Segment Start: Dataset records
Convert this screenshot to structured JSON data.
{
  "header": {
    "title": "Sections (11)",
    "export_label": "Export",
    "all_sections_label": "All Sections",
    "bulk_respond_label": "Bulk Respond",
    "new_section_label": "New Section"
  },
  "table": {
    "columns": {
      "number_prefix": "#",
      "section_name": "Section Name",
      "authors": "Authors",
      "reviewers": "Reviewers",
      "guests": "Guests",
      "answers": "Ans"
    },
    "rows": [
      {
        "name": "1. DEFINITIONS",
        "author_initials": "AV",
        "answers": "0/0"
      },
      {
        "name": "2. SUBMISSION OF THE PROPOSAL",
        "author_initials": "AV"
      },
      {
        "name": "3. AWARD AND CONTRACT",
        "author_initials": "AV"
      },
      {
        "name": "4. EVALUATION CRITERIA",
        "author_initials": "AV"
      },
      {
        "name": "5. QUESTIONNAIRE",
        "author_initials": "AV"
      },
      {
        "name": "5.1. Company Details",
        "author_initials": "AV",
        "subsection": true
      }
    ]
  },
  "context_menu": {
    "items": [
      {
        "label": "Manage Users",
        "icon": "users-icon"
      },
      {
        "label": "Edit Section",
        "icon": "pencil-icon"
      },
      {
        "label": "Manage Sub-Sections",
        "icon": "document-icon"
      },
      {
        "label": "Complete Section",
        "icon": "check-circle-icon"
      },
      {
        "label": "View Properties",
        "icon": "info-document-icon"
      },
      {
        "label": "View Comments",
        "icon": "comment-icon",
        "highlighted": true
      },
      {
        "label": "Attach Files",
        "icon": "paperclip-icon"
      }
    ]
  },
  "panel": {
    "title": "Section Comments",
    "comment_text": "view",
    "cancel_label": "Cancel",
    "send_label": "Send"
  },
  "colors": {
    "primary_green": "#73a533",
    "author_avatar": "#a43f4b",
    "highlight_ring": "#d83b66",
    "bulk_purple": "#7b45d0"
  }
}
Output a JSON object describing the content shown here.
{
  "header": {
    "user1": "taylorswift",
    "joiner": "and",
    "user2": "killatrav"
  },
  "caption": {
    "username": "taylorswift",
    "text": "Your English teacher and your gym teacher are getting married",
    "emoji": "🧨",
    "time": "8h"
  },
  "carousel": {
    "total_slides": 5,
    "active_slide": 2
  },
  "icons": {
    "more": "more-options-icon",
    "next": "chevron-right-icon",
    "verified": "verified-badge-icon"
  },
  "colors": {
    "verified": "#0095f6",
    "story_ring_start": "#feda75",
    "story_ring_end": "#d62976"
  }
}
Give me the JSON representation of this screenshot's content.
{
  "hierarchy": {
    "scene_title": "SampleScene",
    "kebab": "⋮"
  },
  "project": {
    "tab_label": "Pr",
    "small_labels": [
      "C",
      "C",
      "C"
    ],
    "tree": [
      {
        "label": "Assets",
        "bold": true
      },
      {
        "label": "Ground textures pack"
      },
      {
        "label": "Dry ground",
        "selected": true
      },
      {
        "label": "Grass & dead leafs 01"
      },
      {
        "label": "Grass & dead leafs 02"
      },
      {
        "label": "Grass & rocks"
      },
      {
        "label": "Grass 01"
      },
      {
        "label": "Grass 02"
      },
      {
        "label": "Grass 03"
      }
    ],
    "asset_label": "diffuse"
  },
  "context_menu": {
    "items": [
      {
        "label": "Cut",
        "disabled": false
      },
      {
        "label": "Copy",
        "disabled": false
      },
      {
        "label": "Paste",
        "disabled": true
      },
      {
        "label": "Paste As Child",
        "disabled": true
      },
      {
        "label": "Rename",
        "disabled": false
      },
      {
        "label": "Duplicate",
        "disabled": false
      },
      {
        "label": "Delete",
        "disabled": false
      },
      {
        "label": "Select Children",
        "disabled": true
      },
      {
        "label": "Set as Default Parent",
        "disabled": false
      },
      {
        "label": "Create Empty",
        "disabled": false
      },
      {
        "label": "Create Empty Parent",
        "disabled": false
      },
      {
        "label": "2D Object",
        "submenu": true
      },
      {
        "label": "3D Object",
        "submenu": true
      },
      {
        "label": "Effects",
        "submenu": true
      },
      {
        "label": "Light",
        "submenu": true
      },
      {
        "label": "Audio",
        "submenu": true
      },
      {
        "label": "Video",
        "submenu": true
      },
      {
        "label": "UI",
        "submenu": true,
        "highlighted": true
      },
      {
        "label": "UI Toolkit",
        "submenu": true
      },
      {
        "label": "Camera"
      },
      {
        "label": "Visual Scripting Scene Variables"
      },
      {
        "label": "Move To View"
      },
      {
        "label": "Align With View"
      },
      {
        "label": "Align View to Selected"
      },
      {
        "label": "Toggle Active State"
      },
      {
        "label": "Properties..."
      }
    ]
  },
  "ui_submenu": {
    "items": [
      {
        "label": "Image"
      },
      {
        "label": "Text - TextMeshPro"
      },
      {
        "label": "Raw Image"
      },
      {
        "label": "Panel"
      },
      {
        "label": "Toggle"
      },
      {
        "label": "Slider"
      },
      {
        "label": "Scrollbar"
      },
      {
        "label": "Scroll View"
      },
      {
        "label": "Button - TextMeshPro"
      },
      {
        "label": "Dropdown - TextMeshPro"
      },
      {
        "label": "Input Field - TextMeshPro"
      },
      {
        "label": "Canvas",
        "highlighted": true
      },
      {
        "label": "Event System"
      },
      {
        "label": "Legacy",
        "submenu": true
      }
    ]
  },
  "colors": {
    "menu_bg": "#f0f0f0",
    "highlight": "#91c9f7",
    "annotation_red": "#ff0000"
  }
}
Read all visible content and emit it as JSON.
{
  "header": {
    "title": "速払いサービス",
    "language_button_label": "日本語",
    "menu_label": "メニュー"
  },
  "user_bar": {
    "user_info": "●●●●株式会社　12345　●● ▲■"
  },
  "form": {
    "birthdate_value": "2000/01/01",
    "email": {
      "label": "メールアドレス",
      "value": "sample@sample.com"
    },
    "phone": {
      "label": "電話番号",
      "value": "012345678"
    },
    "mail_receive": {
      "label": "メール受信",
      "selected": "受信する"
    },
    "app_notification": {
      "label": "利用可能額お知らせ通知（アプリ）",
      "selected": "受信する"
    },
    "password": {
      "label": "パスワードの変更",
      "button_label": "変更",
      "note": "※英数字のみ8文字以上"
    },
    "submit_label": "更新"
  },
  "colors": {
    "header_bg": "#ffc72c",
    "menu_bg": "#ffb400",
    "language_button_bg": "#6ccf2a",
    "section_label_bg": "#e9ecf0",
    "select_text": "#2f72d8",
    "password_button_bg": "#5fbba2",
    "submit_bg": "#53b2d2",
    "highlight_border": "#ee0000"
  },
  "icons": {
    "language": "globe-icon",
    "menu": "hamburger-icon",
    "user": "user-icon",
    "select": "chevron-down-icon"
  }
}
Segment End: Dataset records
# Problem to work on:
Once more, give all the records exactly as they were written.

# Task solution:
Convert this screenshot to structured JSON data.
{
  "header": {
    "title": "Sections (11)",
    "export_label": "Export",
    "all_sections_label": "All Sections",
    "bulk_respond_label": "Bulk Respond",
    "new_section_label": "New Section"
  },
  "table": {
    "columns": {
      "number_prefix": "#",
      "section_name": "Section Name",
      "authors": "Authors",
      "reviewers": "Reviewers",
      "guests": "Guests",
      "answers": "Ans"
    },
    "rows": [
      {
        "name": "1. DEFINITIONS",
        "author_initials": "AV",
        "answers": "0/0"
      },
      {
        "name": "2. SUBMISSION OF THE PROPOSAL",
        "author_initials": "AV"
      },
      {
        "name": "3. AWARD AND CONTRACT",
        "author_initials": "AV"
      },
      {
        "name": "4. EVALUATION CRITERIA",
        "author_initials": "AV"
      },
      {
        "name": "5. QUESTIONNAIRE",
        "author_initials": "AV"
      },
      {
        "name": "5.1. Company Details",
        "author_initials": "AV",
        "subsection": true
      }
    ]
  },
  "context_menu": {
    "items": [
      {
        "label": "Manage Users",
        "icon": "users-icon"
      },
      {
        "label": "Edit Section",
        "icon": "pencil-icon"
      },
      {
        "label": "Manage Sub-Sections",
        "icon": "document-icon"
      },
      {
        "label": "Complete Section",
        "icon": "check-circle-icon"
      },
      {
        "label": "View Properties",
        "icon": "info-document-icon"
      },
      {
        "label": "View Comments",
        "icon": "comment-icon",
        "highlighted": true
      },
      {
        "label": "Attach Files",
        "icon": "paperclip-icon"
      }
    ]
  },
  "panel": {
    "title": "Section Comments",
    "comment_text": "view",
    "cancel_label": "Cancel",
    "send_label": "Send"
  },
  "colors": {
    "primary_green": "#73a533",
    "author_avatar": "#a43f4b",
    "highlight_ring": "#d83b66",
    "bulk_purple": "#7b45d0"
  }
}
Output a JSON object describing the content shown here.
{
  "header": {
    "user1": "taylorswift",
    "joiner": "and",
    "user2": "killatrav"
  },
  "caption": {
    "username": "taylorswift",
    "text": "Your English teacher and your gym teacher are getting married",
    "emoji": "🧨",
    "time": "8h"
  },
  "carousel": {
    "total_slides": 5,
    "active_slide": 2
  },
  "icons": {
    "more": "more-options-icon",
    "next": "chevron-right-icon",
    "verified": "verified-badge-icon"
  },
  "colors": {
    "verified": "#0095f6",
    "story_ring_start": "#feda75",
    "story_ring_end": "#d62976"
  }
}
Give me the JSON representation of this screenshot's content.
{
  "hierarchy": {
    "scene_title": "SampleScene",
    "kebab": "⋮"
  },
  "project": {
    "tab_label": "Pr",
    "small_labels": [
      "C",
      "C",
      "C"
    ],
    "tree": [
      {
        "label": "Assets",
        "bold": true
      },
      {
        "label": "Ground textures pack"
      },
      {
        "label": "Dry ground",
        "selected": true
      },
      {
        "label": "Grass & dead leafs 01"
      },
      {
        "label": "Grass & dead leafs 02"
      },
      {
        "label": "Grass & rocks"
      },
      {
        "label": "Grass 01"
      },
      {
        "label": "Grass 02"
      },
      {
        "label": "Grass 03"
      }
    ],
    "asset_label": "diffuse"
  },
  "context_menu": {
    "items": [
      {
        "label": "Cut",
        "disabled": false
      },
      {
        "label": "Copy",
        "disabled": false
      },
      {
        "label": "Paste",
        "disabled": true
      },
      {
        "label": "Paste As Child",
        "disabled": true
      },
      {
        "label": "Rename",
        "disabled": false
      },
      {
        "label": "Duplicate",
        "disabled": false
      },
      {
        "label": "Delete",
        "disabled": false
      },
      {
        "label": "Select Children",
        "disabled": true
      },
      {
        "label": "Set as Default Parent",
        "disabled": false
      },
      {
        "label": "Create Empty",
        "disabled": false
      },
      {
        "label": "Create Empty Parent",
        "disabled": false
      },
      {
        "label": "2D Object",
        "submenu": true
      },
      {
        "label": "3D Object",
        "submenu": true
      },
      {
        "label": "Effects",
        "submenu": true
      },
      {
        "label": "Light",
        "submenu": true
      },
      {
        "label": "Audio",
        "submenu": true
      },
      {
        "label": "Video",
        "submenu": true
      },
      {
        "label": "UI",
        "submenu": true,
        "highlighted": true
      },
      {
        "label": "UI Toolkit",
        "submenu": true
      },
      {
        "label": "Camera"
      },
      {
        "label": "Visual Scripting Scene Variables"
      },
      {
        "label": "Move To View"
      },
      {
        "label": "Align With View"
      },
      {
        "label": "Align View to Selected"
      },
      {
        "label": "Toggle Active State"
      },
      {
        "label": "Properties..."
      }
    ]
  },
  "ui_submenu": {
    "items": [
      {
        "label": "Image"
      },
      {
        "label": "Text - TextMeshPro"
      },
      {
        "label": "Raw Image"
      },
      {
        "label": "Panel"
      },
      {
        "label": "Toggle"
      },
      {
        "label": "Slider"
      },
      {
        "label": "Scrollbar"
      },
      {
        "label": "Scroll View"
      },
      {
        "label": "Button - TextMeshPro"
      },
      {
        "label": "Dropdown - TextMeshPro"
      },
      {
        "label": "Input Field - TextMeshPro"
      },
      {
        "label": "Canvas",
        "highlighted": true
      },
      {
        "label": "Event System"
      },
      {
        "label": "Legacy",
        "submenu": true
      }
    ]
  },
  "colors": {
    "menu_bg": "#f0f0f0",
    "highlight": "#91c9f7",
    "annotation_red": "#ff0000"
  }
}
Read all visible content and emit it as JSON.
{
  "header": {
    "title": "速払いサービス",
    "language_button_label": "日本語",
    "menu_label": "メニュー"
  },
  "user_bar": {
    "user_info": "●●●●株式会社　12345　●● ▲■"
  },
  "form": {
    "birthdate_value": "2000/01/01",
    "email": {
      "label": "メールアドレス",
      "value": "sample@sample.com"
    },
    "phone": {
      "label": "電話番号",
      "value": "012345678"
    },
    "mail_receive": {
      "label": "メール受信",
      "selected": "受信する"
    },
    "app_notification": {
      "label": "利用可能額お知らせ通知（アプリ）",
      "selected": "受信する"
    },
    "password": {
      "label": "パスワードの変更",
      "button_label": "変更",
      "note": "※英数字のみ8文字以上"
    },
    "submit_label": "更新"
  },
  "colors": {
    "header_bg": "#ffc72c",
    "menu_bg": "#ffb400",
    "language_button_bg": "#6ccf2a",
    "section_label_bg": "#e9ecf0",
    "select_text": "#2f72d8",
    "password_button_bg": "#5fbba2",
    "submit_bg": "#53b2d2",
    "highlight_border": "#ee0000"
  },
  "icons": {
    "language": "globe-icon",
    "menu": "hamburger-icon",
    "user": "user-icon",
    "select": "chevron-down-icon"
  }
}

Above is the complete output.